In 2019, our intake was 412 animals. We are having another very busy year! We adopted out 101 animals. Almost every puppy and adult dog rescued this year was anemic, with most having one or more tick diseases. We ended up having to hold puppies much longer, to get them healthy, and therefore, we had fewer adoptions this year. We also had many dogs and pups with skin diseases, including ringworm, Sarcoptic mange, cheyletiella, and even dog lice, at the end of the year. We have never had so many pups with ringworm as this year, which we attribute to more moisture.
We are so grateful to our donors and supporters who make everything that we are able to accomplish possible. We responded to hundreds of requests for help this year. We were able to continue our spay/neuter program year round, with the support of grants from Arizona Pet Friendly License Plates, and the Tuba City Community Fund. We also were grateful to receive some grant funding through the Petco Foundation, and Reservation Animal Rescue – Partnership With Native Americans. Our biggest help and support was from individual private donors, who helped us to continue our work. We are very grateful!!
2020 has been a very busy year. We helped 646 animals. We are down to just a few foster homes in Tuba City, and we really need more volunteers. COVID-19 has of course impacted everything, except for more requests for help! We are grateful to everyone helping, those who support our efforts, and rescue partnerships which help us to extend what we are able to do.
2021 was our most challenging and busiest year ever–certainly a year of firsts! We rescued 775 animals, of which just under 200 were owner surrenders. We partnered with a very accessible mobile spay/neuter service provider, The Parker Project, and sponsored 7 weekend clinics, which also included vaccination clinics. In combination with services by Dr. Holgate, we paid for or subsidized more than 750 spay and neuter surgeries. More than 2800 vaccinations were given.

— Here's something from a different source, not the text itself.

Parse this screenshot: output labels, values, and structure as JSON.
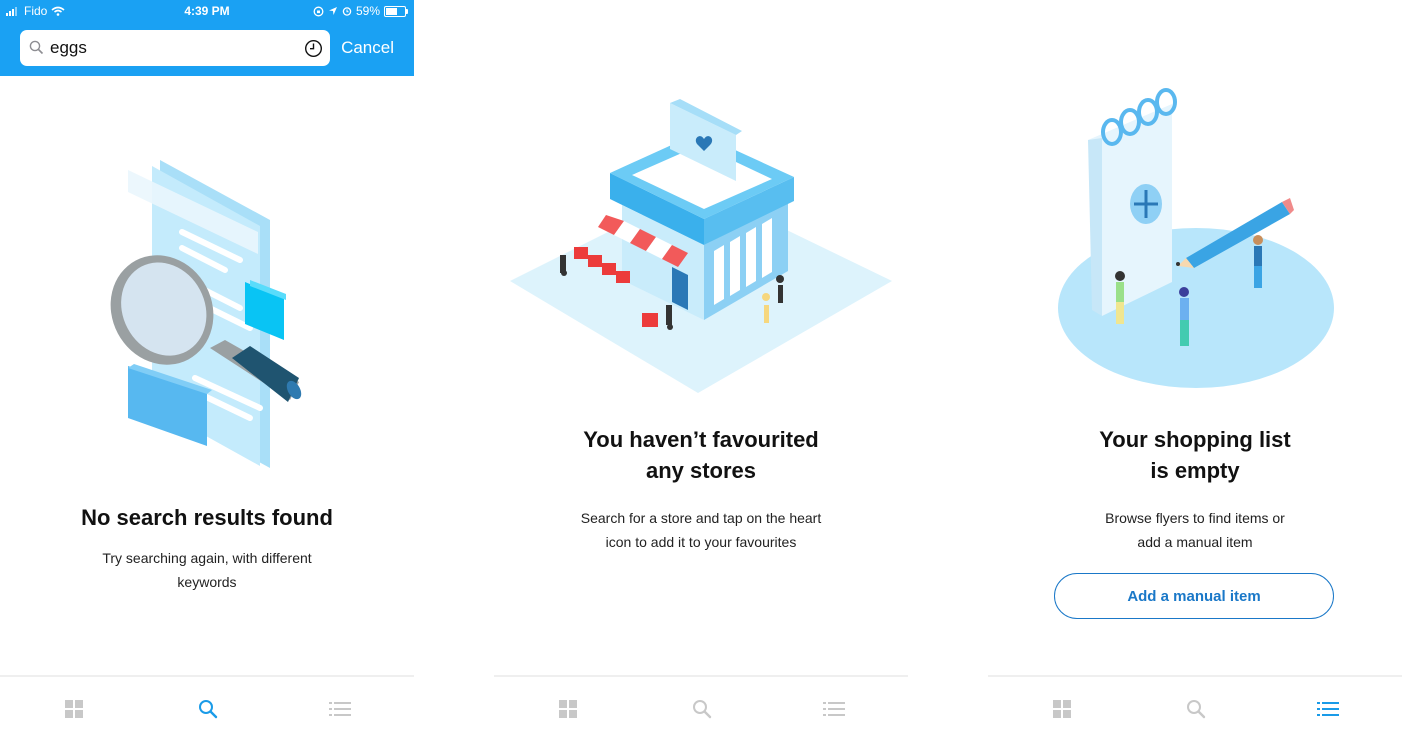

Unfortunately, the stray population is off the charts, due to the effects of many services being shut down because of COVID in 2020. The response to the mobile clinics was tremendous and we will be continuing them in 2022. Many of our shelter and rescue partners have been full all year, making it tough to find placement for all the animals needing help. We were fortunate and blessed to receive a lot of support to be able to help so many animals and families. Coconino Humane Society joined us at several of the mobile clinics to take in hundreds of animal surrenders.
This is another extremely busy year. Unfortunately, COVID impacts continue, and most animal shelters around the country have been full with an extended length of stay for animals, short-handed in staffing, and adoptions slowed. We do not have an animal shelter, and we are a small group of all volutneers. Our intake for the first half of 2022 is 473. The Parker Project has provided mobile spay/neuter/vaccination clinics at the To’Nanees’Dizi Chapter House in February, April, and June, with more clinics scheduled in the second half of the year. We really need foster homes in Tuba City and Flagstaff to volunteer with us. We applied for and received a small grant to assist owners with basic veteirnary care. Collaboration with many groups and animal shelters is what extends our reach and allows us to help as many animals as possible.